- **Exercise prompt**: Drop all images. Then write out each line below exactly as given.

START Data section

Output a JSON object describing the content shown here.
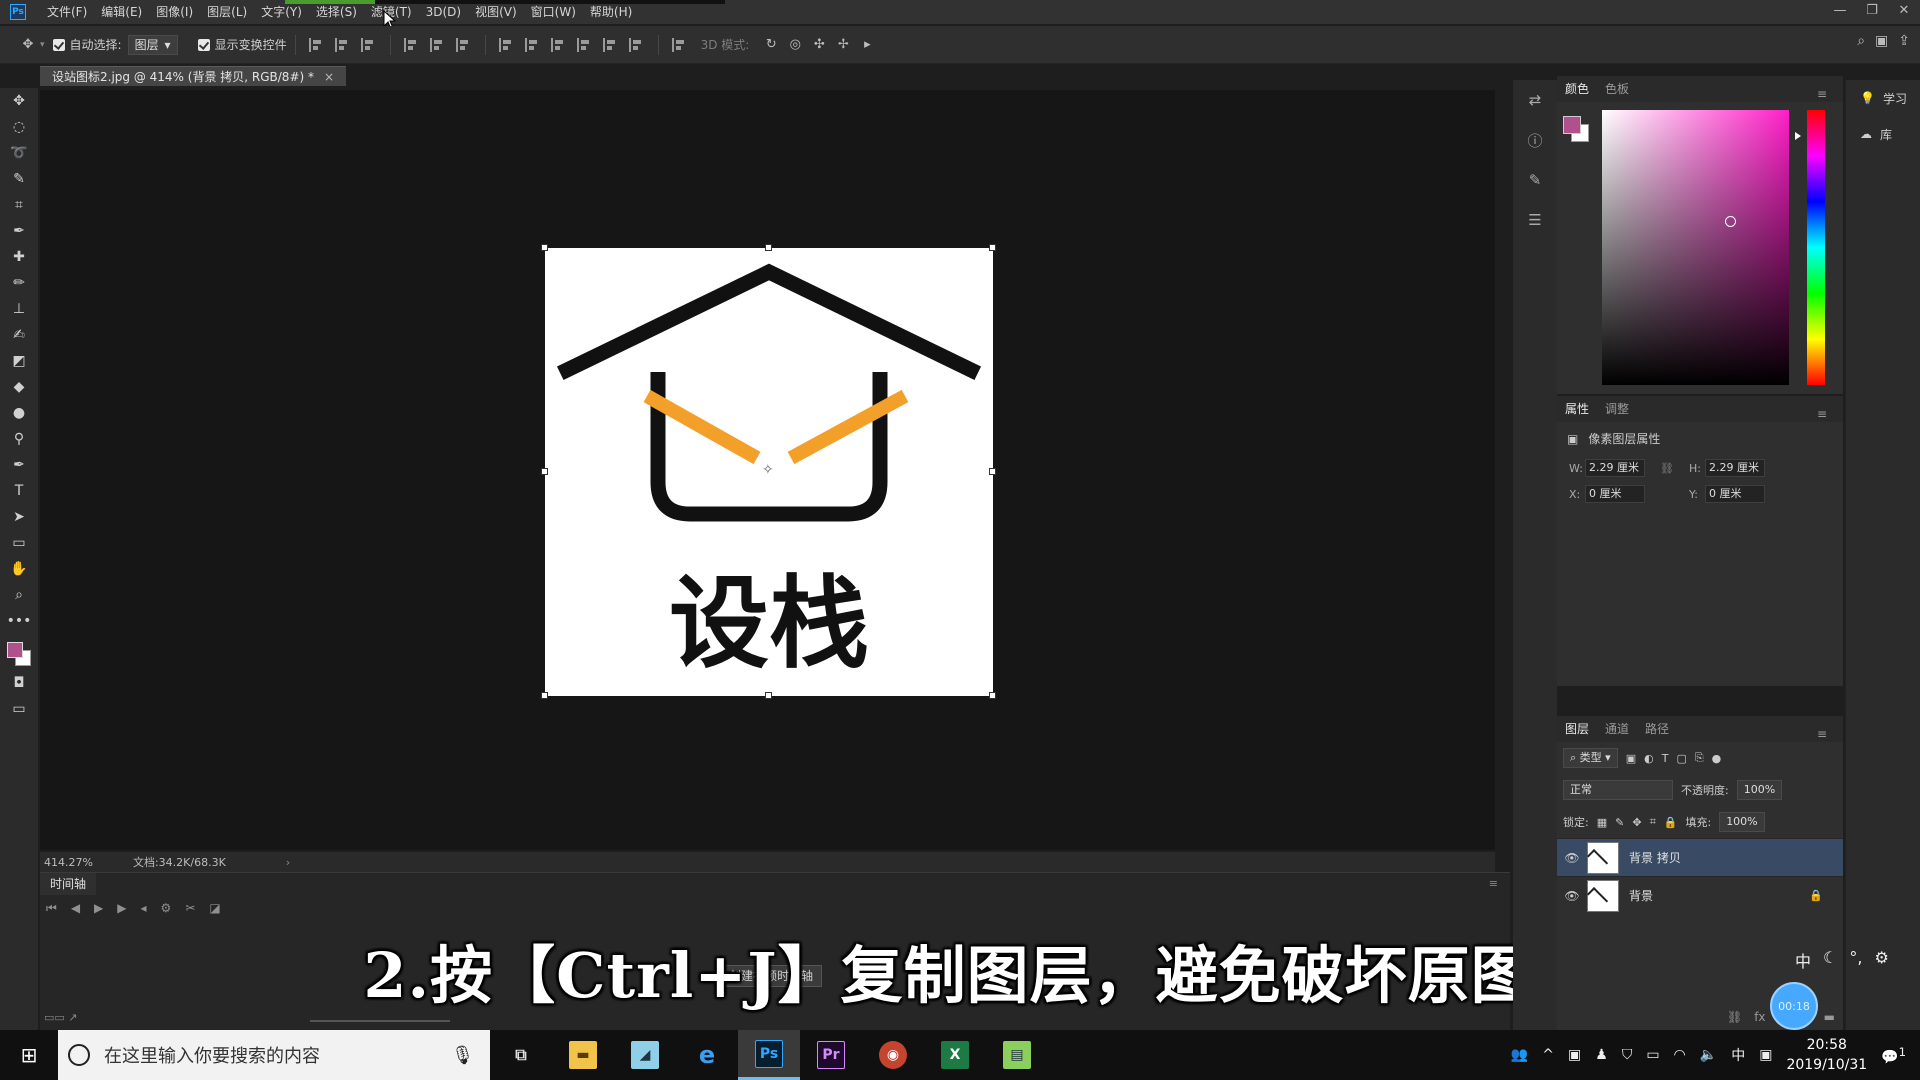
{
  "menubar": {
    "logo": "Ps",
    "items": [
      "文件(F)",
      "编辑(E)",
      "图像(I)",
      "图层(L)",
      "文字(Y)",
      "选择(S)",
      "滤镜(T)",
      "3D(D)",
      "视图(V)",
      "窗口(W)",
      "帮助(H)"
    ],
    "window_controls": [
      "—",
      "❐",
      "✕"
    ]
  },
  "options": {
    "auto_select_label": "自动选择:",
    "auto_select_value": "图层",
    "show_transform_label": "显示变换控件",
    "mode_3d_label": "3D 模式:"
  },
  "document": {
    "tab_title": "设站图标2.jpg @ 414% (背景 拷贝, RGB/8#) *",
    "zoom": "414.27%",
    "doc_size": "文档:34.2K/68.3K",
    "logo_text": "设栈"
  },
  "timeline": {
    "tab_label": "时间轴",
    "create_button": "创建视频时间轴"
  },
  "subtitle": "2.按【Ctrl+J】复制图层，避免破坏原图。",
  "learn": {
    "learn_label": "学习",
    "library_label": "库"
  },
  "color_panel": {
    "tabs": [
      "颜色",
      "色板"
    ],
    "fg_color": "#b0508c",
    "bg_color": "#ffffff"
  },
  "properties_panel": {
    "tabs": [
      "属性",
      "调整"
    ],
    "header": "像素图层属性",
    "w_label": "W:",
    "w_value": "2.29 厘米",
    "h_label": "H:",
    "h_value": "2.29 厘米",
    "x_label": "X:",
    "x_value": "0 厘米",
    "y_label": "Y:",
    "y_value": "0 厘米"
  },
  "layers_panel": {
    "tabs": [
      "图层",
      "通道",
      "路径"
    ],
    "filter_label": "类型",
    "blend_mode": "正常",
    "opacity_label": "不透明度:",
    "opacity_value": "100%",
    "lock_label": "锁定:",
    "fill_label": "填充:",
    "fill_value": "100%",
    "layers": [
      {
        "name": "背景 拷贝",
        "active": true
      },
      {
        "name": "背景",
        "active": false
      }
    ]
  },
  "ime": [
    "中",
    "☾",
    "°,",
    "⚙"
  ],
  "recording": "00:18",
  "taskbar": {
    "search_placeholder": "在这里输入你要搜索的内容",
    "apps": [
      "Ps",
      "Pr",
      "X"
    ],
    "tray_lang": "中",
    "time": "20:58",
    "date": "2019/10/31",
    "notification_count": "1"
  }
}
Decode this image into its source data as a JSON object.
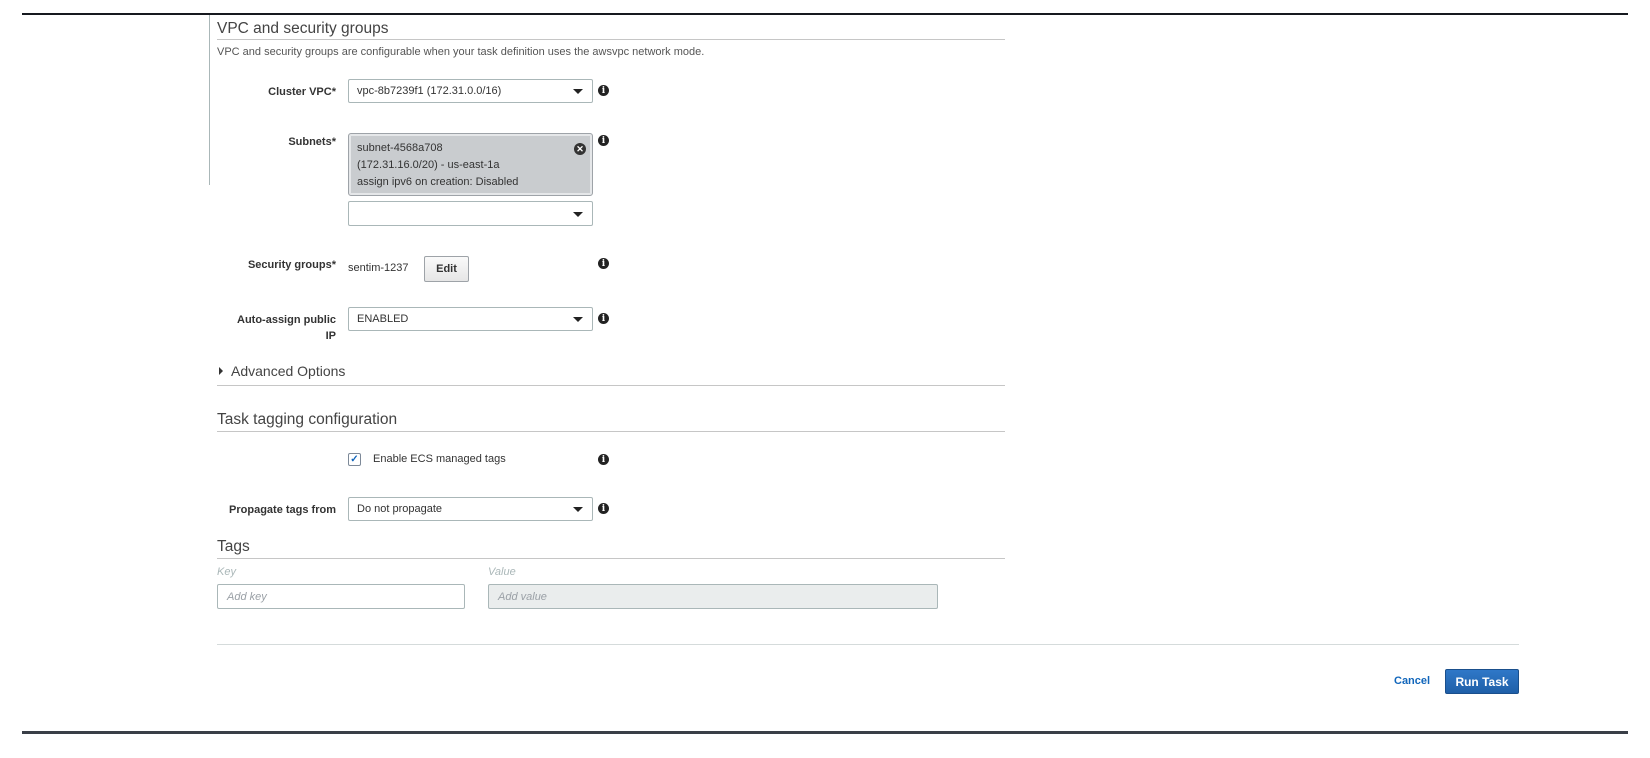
{
  "vpc_section": {
    "title": "VPC and security groups",
    "description": "VPC and security groups are configurable when your task definition uses the awsvpc network mode."
  },
  "cluster_vpc": {
    "label": "Cluster VPC*",
    "value": "vpc-8b7239f1 (172.31.0.0/16)"
  },
  "subnets": {
    "label": "Subnets*",
    "selected": [
      {
        "line1": "subnet-4568a708",
        "line2": "(172.31.16.0/20) - us-east-1a",
        "line3": "assign ipv6 on creation: Disabled"
      }
    ],
    "select_value": ""
  },
  "security_groups": {
    "label": "Security groups*",
    "value": "sentim-1237",
    "edit_label": "Edit"
  },
  "auto_assign_ip": {
    "label_line1": "Auto-assign public",
    "label_line2": "IP",
    "value": "ENABLED"
  },
  "advanced_options": {
    "label": "Advanced Options"
  },
  "tagging_section": {
    "title": "Task tagging configuration",
    "enable_ecs_tags": {
      "label": "Enable ECS managed tags",
      "checked": true
    },
    "propagate": {
      "label": "Propagate tags from",
      "value": "Do not propagate"
    }
  },
  "tags_section": {
    "title": "Tags",
    "key_label": "Key",
    "value_label": "Value",
    "key_placeholder": "Add key",
    "value_placeholder": "Add value"
  },
  "footer": {
    "cancel_label": "Cancel",
    "run_label": "Run Task"
  },
  "icons": {
    "info": "info-icon",
    "caret": "caret-down-icon",
    "remove": "remove-circle-icon",
    "expand": "caret-right-icon",
    "check": "checkmark-icon"
  },
  "colors": {
    "primary": "#1f5fa8",
    "link": "#1166bb"
  }
}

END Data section

- **Written answer**:
Output a JSON object describing the content shown here.
{
  "menubar": {
    "logo": "Ps",
    "items": [
      "文件(F)",
      "编辑(E)",
      "图像(I)",
      "图层(L)",
      "文字(Y)",
      "选择(S)",
      "滤镜(T)",
      "3D(D)",
      "视图(V)",
      "窗口(W)",
      "帮助(H)"
    ],
    "window_controls": [
      "—",
      "❐",
      "✕"
    ]
  },
  "options": {
    "auto_select_label": "自动选择:",
    "auto_select_value": "图层",
    "show_transform_label": "显示变换控件",
    "mode_3d_label": "3D 模式:"
  },
  "document": {
    "tab_title": "设站图标2.jpg @ 414% (背景 拷贝, RGB/8#) *",
    "zoom": "414.27%",
    "doc_size": "文档:34.2K/68.3K",
    "logo_text": "设栈"
  },
  "timeline": {
    "tab_label": "时间轴",
    "create_button": "创建视频时间轴"
  },
  "subtitle": "2.按【Ctrl+J】复制图层，避免破坏原图。",
  "learn": {
    "learn_label": "学习",
    "library_label": "库"
  },
  "color_panel": {
    "tabs": [
      "颜色",
      "色板"
    ],
    "fg_color": "#b0508c",
    "bg_color": "#ffffff"
  },
  "properties_panel": {
    "tabs": [
      "属性",
      "调整"
    ],
    "header": "像素图层属性",
    "w_label": "W:",
    "w_value": "2.29 厘米",
    "h_label": "H:",
    "h_value": "2.29 厘米",
    "x_label": "X:",
    "x_value": "0 厘米",
    "y_label": "Y:",
    "y_value": "0 厘米"
  },
  "layers_panel": {
    "tabs": [
      "图层",
      "通道",
      "路径"
    ],
    "filter_label": "类型",
    "blend_mode": "正常",
    "opacity_label": "不透明度:",
    "opacity_value": "100%",
    "lock_label": "锁定:",
    "fill_label": "填充:",
    "fill_value": "100%",
    "layers": [
      {
        "name": "背景 拷贝",
        "active": true
      },
      {
        "name": "背景",
        "active": false
      }
    ]
  },
  "ime": [
    "中",
    "☾",
    "°,",
    "⚙"
  ],
  "recording": "00:18",
  "taskbar": {
    "search_placeholder": "在这里输入你要搜索的内容",
    "apps": [
      "Ps",
      "Pr",
      "X"
    ],
    "tray_lang": "中",
    "time": "20:58",
    "date": "2019/10/31",
    "notification_count": "1"
  }
}
Decode this image into its source data as a JSON object.
{
  "vpc_section": {
    "title": "VPC and security groups",
    "description": "VPC and security groups are configurable when your task definition uses the awsvpc network mode."
  },
  "cluster_vpc": {
    "label": "Cluster VPC*",
    "value": "vpc-8b7239f1 (172.31.0.0/16)"
  },
  "subnets": {
    "label": "Subnets*",
    "selected": [
      {
        "line1": "subnet-4568a708",
        "line2": "(172.31.16.0/20) - us-east-1a",
        "line3": "assign ipv6 on creation: Disabled"
      }
    ],
    "select_value": ""
  },
  "security_groups": {
    "label": "Security groups*",
    "value": "sentim-1237",
    "edit_label": "Edit"
  },
  "auto_assign_ip": {
    "label_line1": "Auto-assign public",
    "label_line2": "IP",
    "value": "ENABLED"
  },
  "advanced_options": {
    "label": "Advanced Options"
  },
  "tagging_section": {
    "title": "Task tagging configuration",
    "enable_ecs_tags": {
      "label": "Enable ECS managed tags",
      "checked": true
    },
    "propagate": {
      "label": "Propagate tags from",
      "value": "Do not propagate"
    }
  },
  "tags_section": {
    "title": "Tags",
    "key_label": "Key",
    "value_label": "Value",
    "key_placeholder": "Add key",
    "value_placeholder": "Add value"
  },
  "footer": {
    "cancel_label": "Cancel",
    "run_label": "Run Task"
  },
  "icons": {
    "info": "info-icon",
    "caret": "caret-down-icon",
    "remove": "remove-circle-icon",
    "expand": "caret-right-icon",
    "check": "checkmark-icon"
  },
  "colors": {
    "primary": "#1f5fa8",
    "link": "#1166bb"
  }
}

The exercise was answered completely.